▸ Assigned task:
What lines in the data hold the string "title"? Show them.

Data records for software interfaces

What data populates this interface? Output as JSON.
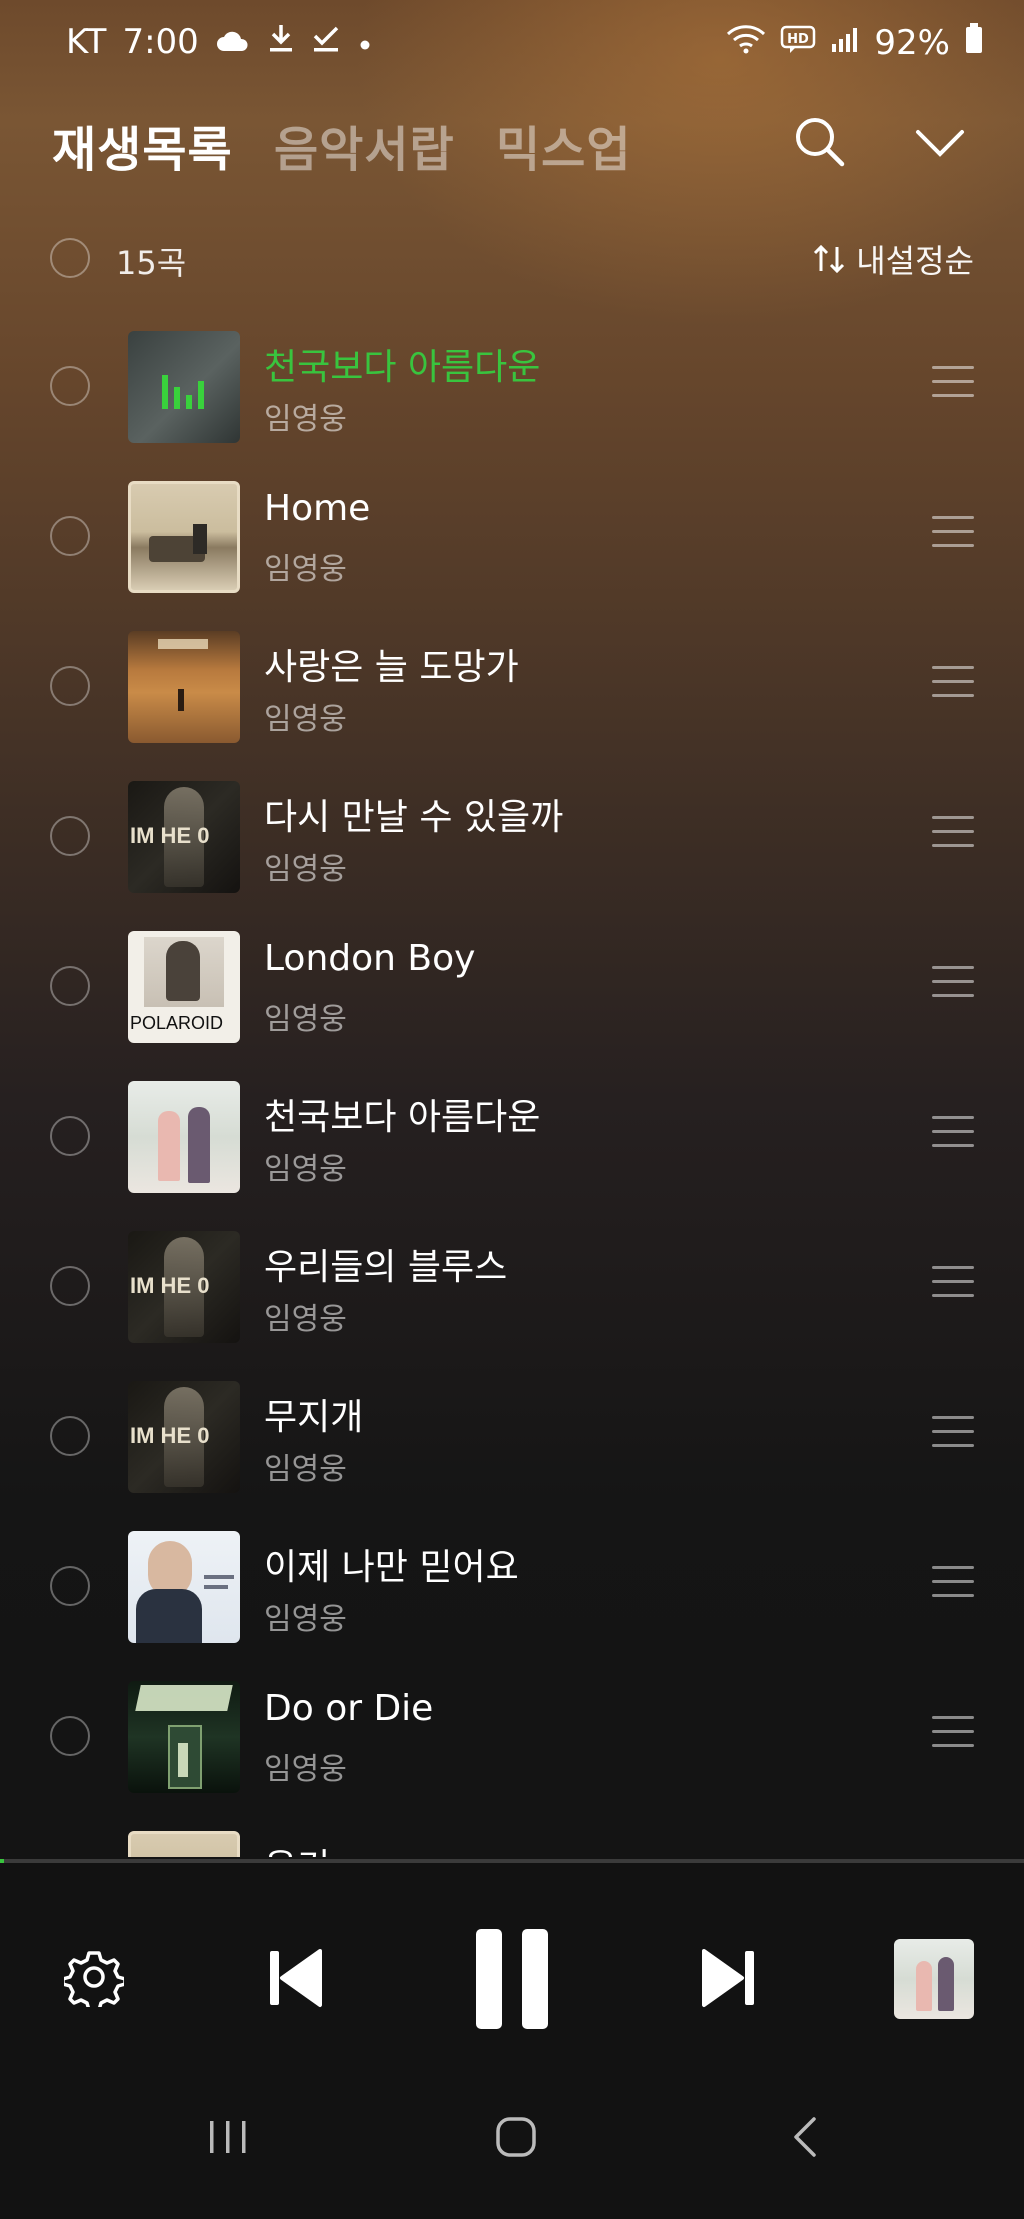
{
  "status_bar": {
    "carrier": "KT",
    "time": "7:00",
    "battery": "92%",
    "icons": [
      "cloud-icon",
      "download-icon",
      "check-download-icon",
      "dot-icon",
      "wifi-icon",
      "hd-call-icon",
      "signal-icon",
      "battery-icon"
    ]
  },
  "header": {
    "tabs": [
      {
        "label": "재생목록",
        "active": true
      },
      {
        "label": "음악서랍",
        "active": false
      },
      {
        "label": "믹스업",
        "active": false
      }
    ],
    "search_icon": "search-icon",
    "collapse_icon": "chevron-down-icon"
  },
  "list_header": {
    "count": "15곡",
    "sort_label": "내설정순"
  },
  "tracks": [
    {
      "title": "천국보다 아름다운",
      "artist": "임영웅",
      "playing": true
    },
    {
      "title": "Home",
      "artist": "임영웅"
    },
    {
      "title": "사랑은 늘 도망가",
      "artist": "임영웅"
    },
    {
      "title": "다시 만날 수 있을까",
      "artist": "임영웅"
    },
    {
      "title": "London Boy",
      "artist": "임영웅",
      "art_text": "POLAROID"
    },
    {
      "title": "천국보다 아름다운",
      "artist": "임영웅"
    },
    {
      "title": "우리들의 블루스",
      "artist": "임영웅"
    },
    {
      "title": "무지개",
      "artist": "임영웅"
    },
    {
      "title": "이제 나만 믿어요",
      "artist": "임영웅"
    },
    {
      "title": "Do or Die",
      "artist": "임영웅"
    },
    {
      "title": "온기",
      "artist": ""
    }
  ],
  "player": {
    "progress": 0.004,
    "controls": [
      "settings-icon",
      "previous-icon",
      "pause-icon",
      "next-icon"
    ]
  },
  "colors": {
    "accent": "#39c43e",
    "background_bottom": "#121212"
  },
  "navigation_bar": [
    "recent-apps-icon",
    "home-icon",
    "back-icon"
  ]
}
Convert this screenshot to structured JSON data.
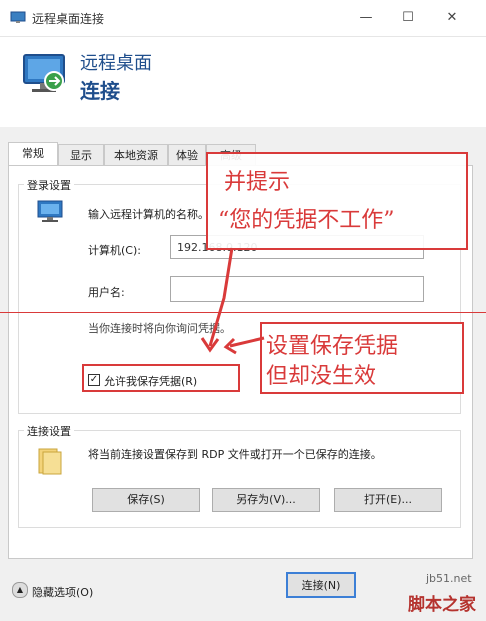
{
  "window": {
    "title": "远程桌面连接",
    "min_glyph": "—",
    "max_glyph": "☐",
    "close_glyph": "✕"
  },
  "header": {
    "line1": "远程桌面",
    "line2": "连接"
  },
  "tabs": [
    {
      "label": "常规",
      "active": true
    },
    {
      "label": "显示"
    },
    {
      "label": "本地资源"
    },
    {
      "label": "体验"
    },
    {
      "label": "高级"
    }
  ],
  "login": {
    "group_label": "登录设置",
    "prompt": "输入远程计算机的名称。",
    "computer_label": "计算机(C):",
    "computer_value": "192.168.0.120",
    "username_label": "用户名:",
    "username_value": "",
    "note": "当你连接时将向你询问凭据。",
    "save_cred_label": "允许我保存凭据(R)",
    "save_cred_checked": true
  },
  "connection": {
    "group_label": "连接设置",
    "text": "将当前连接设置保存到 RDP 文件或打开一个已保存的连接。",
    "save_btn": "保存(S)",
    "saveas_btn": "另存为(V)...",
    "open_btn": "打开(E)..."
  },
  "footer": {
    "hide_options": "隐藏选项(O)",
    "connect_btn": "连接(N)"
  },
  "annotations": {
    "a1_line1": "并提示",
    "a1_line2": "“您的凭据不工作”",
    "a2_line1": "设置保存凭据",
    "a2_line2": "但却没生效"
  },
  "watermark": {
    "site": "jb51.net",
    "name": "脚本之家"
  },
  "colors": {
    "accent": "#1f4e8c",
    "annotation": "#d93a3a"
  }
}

▸ Result of the exercise:
      "title": "천국보다 아름다운",
      "title": "Home",
      "title": "사랑은 늘 도망가",
      "title": "다시 만날 수 있을까",
      "title": "London Boy",
      "title": "천국보다 아름다운",
      "title": "우리들의 블루스",
      "title": "무지개",
      "title": "이제 나만 믿어요",
      "title": "Do or Die",
      "title": "온기",
    "title": "远程桌面连接",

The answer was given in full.